Joie discovered chana masala (also called chana punjabi in some incarnations, including the recipe I link to below, but I’m used to thinking of this spiced chickpea and tomato deliciousness as chana masala) at a restaurant in Ardmore, PA called Khajuraho. She and her friends went time and time again during their college years, and I’m pretty sure I made at least two trips during my visits. In retrospect it probably wasn’t the best Indian restaurant ever, but it was a fantastic gateway to a new to us cuisine. And, to put it all out there, it had another sillier appeal. Sound out the name of the restaurant with room for four syllables (kha-jur-a-…), and you’ll see how coeds with slightly subversive senses of humor spending much of their days practicing their feminism could really get a kick out of it: “Wanna get Indian food? Khajuraho.” “I’m in the mood for chana masala. You know…Khajuraho.” Ahem. This cracked me up when Joie first told me about it, and has stuck in my memory for years. Tragically, it looks like the restaurant is now called Bombay Grill. But it will always be Khajuraho to me.

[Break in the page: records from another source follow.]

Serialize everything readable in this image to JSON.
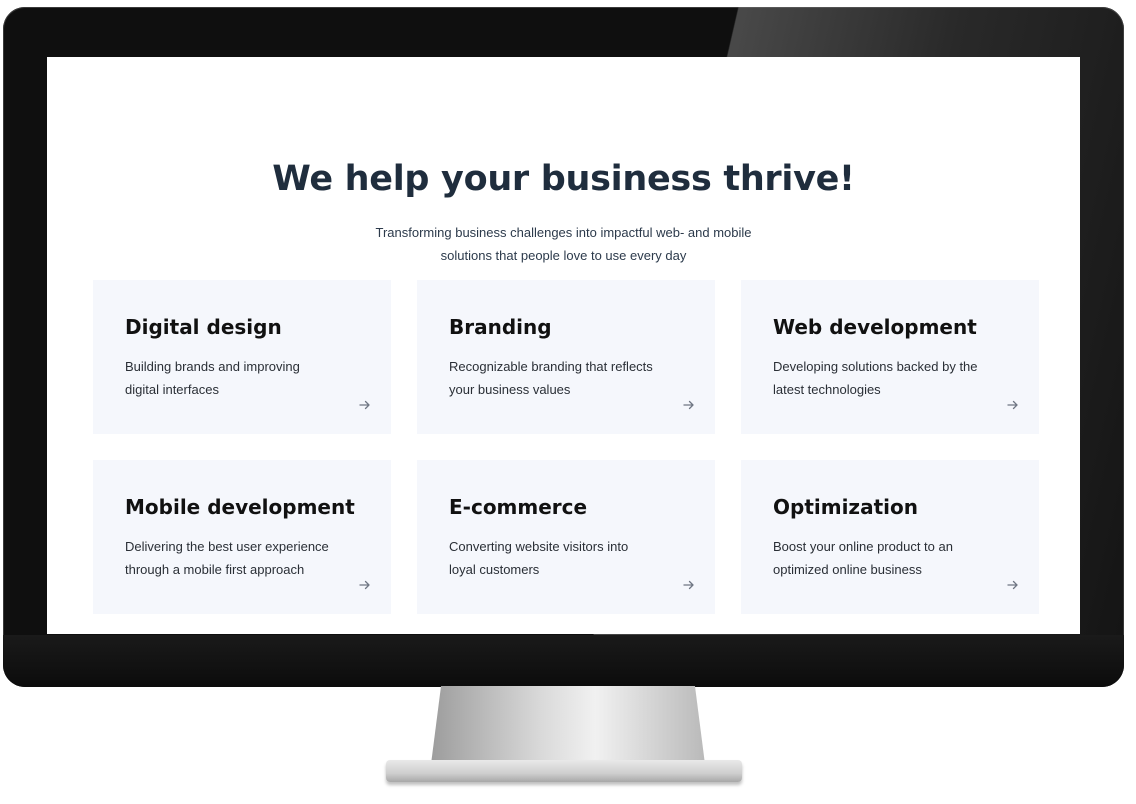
{
  "hero": {
    "title": "We help your business thrive!",
    "subtitle_line1": "Transforming business challenges into impactful web- and mobile",
    "subtitle_line2": "solutions that people love to use every day"
  },
  "services": [
    {
      "title": "Digital design",
      "desc_line1": "Building brands and improving",
      "desc_line2": "digital interfaces",
      "icon": "arrow-right-icon"
    },
    {
      "title": "Branding",
      "desc_line1": "Recognizable branding that reflects",
      "desc_line2": "your business values",
      "icon": "arrow-right-icon"
    },
    {
      "title": "Web development",
      "desc_line1": "Developing solutions backed by the",
      "desc_line2": "latest technologies",
      "icon": "arrow-right-icon"
    },
    {
      "title": "Mobile development",
      "desc_line1": "Delivering the best user experience",
      "desc_line2": "through a mobile first approach",
      "icon": "arrow-right-icon"
    },
    {
      "title": "E-commerce",
      "desc_line1": "Converting website visitors into",
      "desc_line2": "loyal customers",
      "icon": "arrow-right-icon"
    },
    {
      "title": "Optimization",
      "desc_line1": "Boost your online product to an",
      "desc_line2": "optimized online business",
      "icon": "arrow-right-icon"
    }
  ],
  "colors": {
    "heading": "#1f2d3d",
    "card_background": "#f5f7fc",
    "card_title": "#111111",
    "arrow": "#6f7683"
  }
}
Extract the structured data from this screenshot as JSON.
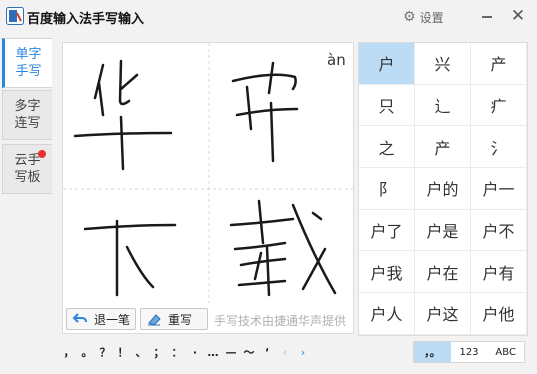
{
  "window": {
    "title": "百度输入法手写输入",
    "settings_label": "设置",
    "close_label": "✕"
  },
  "tabs": [
    {
      "label": "单字手写",
      "active": true
    },
    {
      "label": "多字连写",
      "active": false
    },
    {
      "label": "云手写板",
      "active": false,
      "badge": true
    }
  ],
  "pad": {
    "pinyin": "àn",
    "undo_label": "退一笔",
    "rewrite_label": "重写",
    "credit": "手写技术由捷通华声提供"
  },
  "candidates": [
    "户",
    "兴",
    "产",
    "只",
    "辶",
    "疒",
    "之",
    "产",
    "氵",
    "阝",
    "户的",
    "户一",
    "户了",
    "户是",
    "户不",
    "户我",
    "户在",
    "户有",
    "户人",
    "户这",
    "户他"
  ],
  "selected_candidate": 0,
  "symbols": [
    "，",
    "。",
    "？",
    "！",
    "、",
    "；",
    "：",
    "·",
    "…",
    "—",
    "～",
    "‘"
  ],
  "nav": {
    "prev": "‹",
    "next": "›"
  },
  "modes": [
    {
      "label": "，。",
      "active": true
    },
    {
      "label": "123",
      "active": false
    },
    {
      "label": "ABC",
      "active": false
    }
  ],
  "colors": {
    "accent": "#2a86e0",
    "selected": "#bcdcf5",
    "badge": "#e8312f"
  }
}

Borderline offensive restaurant name aside, chana masala is delicious. I’ve already admitted that it’s rare for me to order anything in Indian restaurants other than chicken tikka masala, but I’m more than happy to eat this veggie curry at home. When I first made it, way back in the winter of 2009, I emailed the recipe to Joie and called it “chickpea-tastic.” And it is! It also represents one of my favorite types of relaxed cooking, perfect for a weeknight when you have a little time to play with, but don’t want anything too complicated. Just chop, spice, and simmer until you hit the texture & consistency you like, all the while making your house smell delicious. It doesn’t hurt that Hal never met a chickpea he didn’t love, making this a (relatively) easy sell as a vegetarian meal. In fact, it was the first all veggie dinner I’ve made in our shared home. And, a repeat has been requested, which is no small thing–almost every other vegetarian dinner I’ve suggested has been met with a serious eyebrow raise. Like I said, chickpea-tastic.

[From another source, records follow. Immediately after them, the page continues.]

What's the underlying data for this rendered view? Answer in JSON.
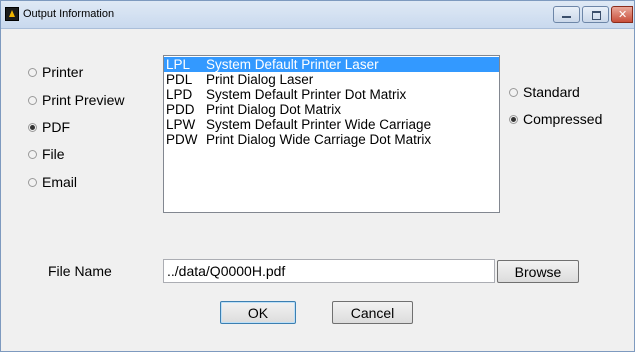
{
  "window": {
    "title": "Output Information"
  },
  "output_options": [
    {
      "label": "Printer",
      "selected": false
    },
    {
      "label": "Print Preview",
      "selected": false
    },
    {
      "label": "PDF",
      "selected": true
    },
    {
      "label": "File",
      "selected": false
    },
    {
      "label": "Email",
      "selected": false
    }
  ],
  "printers": [
    {
      "code": "LPL",
      "name": "System Default Printer Laser",
      "selected": true
    },
    {
      "code": "PDL",
      "name": "Print Dialog Laser",
      "selected": false
    },
    {
      "code": "LPD",
      "name": "System Default Printer Dot Matrix",
      "selected": false
    },
    {
      "code": "PDD",
      "name": "Print Dialog Dot Matrix",
      "selected": false
    },
    {
      "code": "LPW",
      "name": "System Default Printer Wide Carriage",
      "selected": false
    },
    {
      "code": "PDW",
      "name": "Print Dialog Wide Carriage Dot Matrix",
      "selected": false
    }
  ],
  "format_options": [
    {
      "label": "Standard",
      "selected": false
    },
    {
      "label": "Compressed",
      "selected": true
    }
  ],
  "file": {
    "label": "File Name",
    "value": "../data/Q0000H.pdf",
    "browse_label": "Browse"
  },
  "actions": {
    "ok_label": "OK",
    "cancel_label": "Cancel"
  }
}
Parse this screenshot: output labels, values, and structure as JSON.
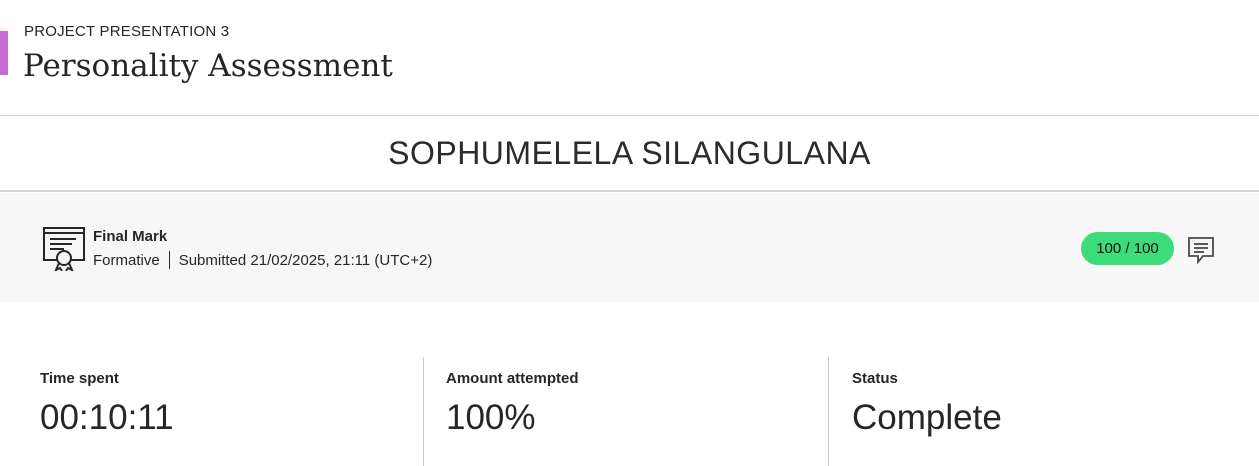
{
  "header": {
    "eyebrow": "PROJECT PRESENTATION 3",
    "title": "Personality Assessment",
    "accent_color": "#c96bd6"
  },
  "student": {
    "name": "SOPHUMELELA SILANGULANA"
  },
  "grade": {
    "icon": "certificate-icon",
    "title": "Final Mark",
    "type": "Formative",
    "submitted": "Submitted 21/02/2025, 21:11 (UTC+2)",
    "score": "100 / 100",
    "score_color": "#3ddc7a",
    "feedback_icon": "feedback-icon"
  },
  "stats": [
    {
      "label": "Time spent",
      "value": "00:10:11"
    },
    {
      "label": "Amount attempted",
      "value": "100%"
    },
    {
      "label": "Status",
      "value": "Complete"
    }
  ]
}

from Heather Carlucci, by way of the Wednesday Chef
5+ servings (2 dinners and 3 lunches in my house), depending on hunger levels

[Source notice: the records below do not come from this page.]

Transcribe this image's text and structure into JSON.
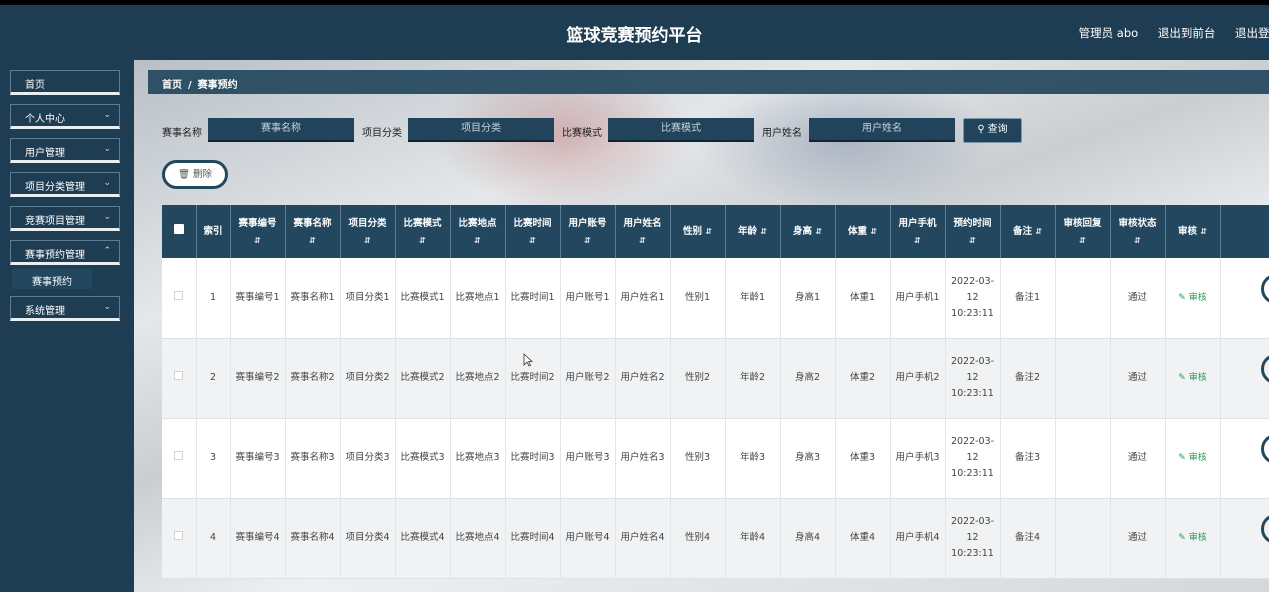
{
  "header": {
    "title": "篮球竞赛预约平台",
    "admin": "管理员 abo",
    "back_front": "退出到前台",
    "logout": "退出登录"
  },
  "sidebar": {
    "items": [
      {
        "label": "首页"
      },
      {
        "label": "个人中心"
      },
      {
        "label": "用户管理"
      },
      {
        "label": "项目分类管理"
      },
      {
        "label": "竞赛项目管理"
      },
      {
        "label": "赛事预约管理"
      },
      {
        "label": "系统管理"
      }
    ],
    "sub_item": "赛事预约"
  },
  "breadcrumb": {
    "home": "首页",
    "sep": "/",
    "current": "赛事预约"
  },
  "search": {
    "f1_label": "赛事名称",
    "f1_placeholder": "赛事名称",
    "f2_label": "项目分类",
    "f2_placeholder": "项目分类",
    "f3_label": "比赛模式",
    "f3_placeholder": "比赛模式",
    "f4_label": "用户姓名",
    "f4_placeholder": "用户姓名",
    "button": "查询"
  },
  "delete_button": "删除",
  "icons": {
    "search": "search-icon",
    "delete": "trash-icon",
    "edit": "edit-icon",
    "sort": "sort-icon"
  },
  "colors": {
    "primary": "#23475f",
    "audit": "#2e9a55"
  },
  "table": {
    "headers": [
      "索引",
      "赛事编号",
      "赛事名称",
      "项目分类",
      "比赛模式",
      "比赛地点",
      "比赛时间",
      "用户账号",
      "用户姓名",
      "性别",
      "年龄",
      "身高",
      "体重",
      "用户手机",
      "预约时间",
      "备注",
      "审核回复",
      "审核状态",
      "审核"
    ],
    "rows": [
      [
        "1",
        "赛事编号1",
        "赛事名称1",
        "项目分类1",
        "比赛模式1",
        "比赛地点1",
        "比赛时间1",
        "用户账号1",
        "用户姓名1",
        "性别1",
        "年龄1",
        "身高1",
        "体重1",
        "用户手机1",
        "2022-03-12 10:23:11",
        "备注1",
        "",
        "通过",
        "审核"
      ],
      [
        "2",
        "赛事编号2",
        "赛事名称2",
        "项目分类2",
        "比赛模式2",
        "比赛地点2",
        "比赛时间2",
        "用户账号2",
        "用户姓名2",
        "性别2",
        "年龄2",
        "身高2",
        "体重2",
        "用户手机2",
        "2022-03-12 10:23:11",
        "备注2",
        "",
        "通过",
        "审核"
      ],
      [
        "3",
        "赛事编号3",
        "赛事名称3",
        "项目分类3",
        "比赛模式3",
        "比赛地点3",
        "比赛时间3",
        "用户账号3",
        "用户姓名3",
        "性别3",
        "年龄3",
        "身高3",
        "体重3",
        "用户手机3",
        "2022-03-12 10:23:11",
        "备注3",
        "",
        "通过",
        "审核"
      ],
      [
        "4",
        "赛事编号4",
        "赛事名称4",
        "项目分类4",
        "比赛模式4",
        "比赛地点4",
        "比赛时间4",
        "用户账号4",
        "用户姓名4",
        "性别4",
        "年龄4",
        "身高4",
        "体重4",
        "用户手机4",
        "2022-03-12 10:23:11",
        "备注4",
        "",
        "通过",
        "审核"
      ]
    ]
  }
}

2 tablespoons veggie oil
1 large onion, diced
4 teaspoons minced garlic
2 teaspoons minced ginger
1 jalapeño, seeded and chopped
2 14 ounce cans of diced tomatoes, drained
3 teaspoons paprika (in this instance, in spite of my love of smoked paprika, I’d stick with regular)
1 1/2 teaspoons salt, to taste
2 teaspoons ground coriander
1 teaspoon garam masala
1/2 teaspoon tumeric
2 teaspoons fresh squeezed lemon juice
4 (really!) 15 oz cans chickpeas, drained
couscous or rice for serving (optional)
In a large saucepan, heat oil over medium-low and add onions. Sauté for about 5 minutes, til onions are soft. Add garlic, ginger and chili, and sauté until soft and delicious smelling (about 3 more minutes). Add drained tomatoes and a scant half cup of water, simmering for 5 minutes.
Purée the mixture using your favorite method–the original recipe suggests a blender or food processor, but I saw this as a job for my beloved immersion blender. Since this is a relatively small amount of food to purée, if you do go the food immersion blender route I’d recommend tipping the pan a bit so that the blender can be fully submerged.
Add all of your spices–paprika, 1 teaspoon salt, coriander, the garam masala, turmeric–and lemon juice. Add chickpeas and simmer til the peas are soft and the sauce is thick, about 45 minutes. Stir frequently, adding water as needed so the sauce doesn’t scorch. At the end of 45 minutes you may want to either extend cooking time a bit or add a little more water, depending on how thick you’d like your sauce. Serve with your starch of choice…or starches in my case: couscous and curried sweet potato fries, for a veggie feast.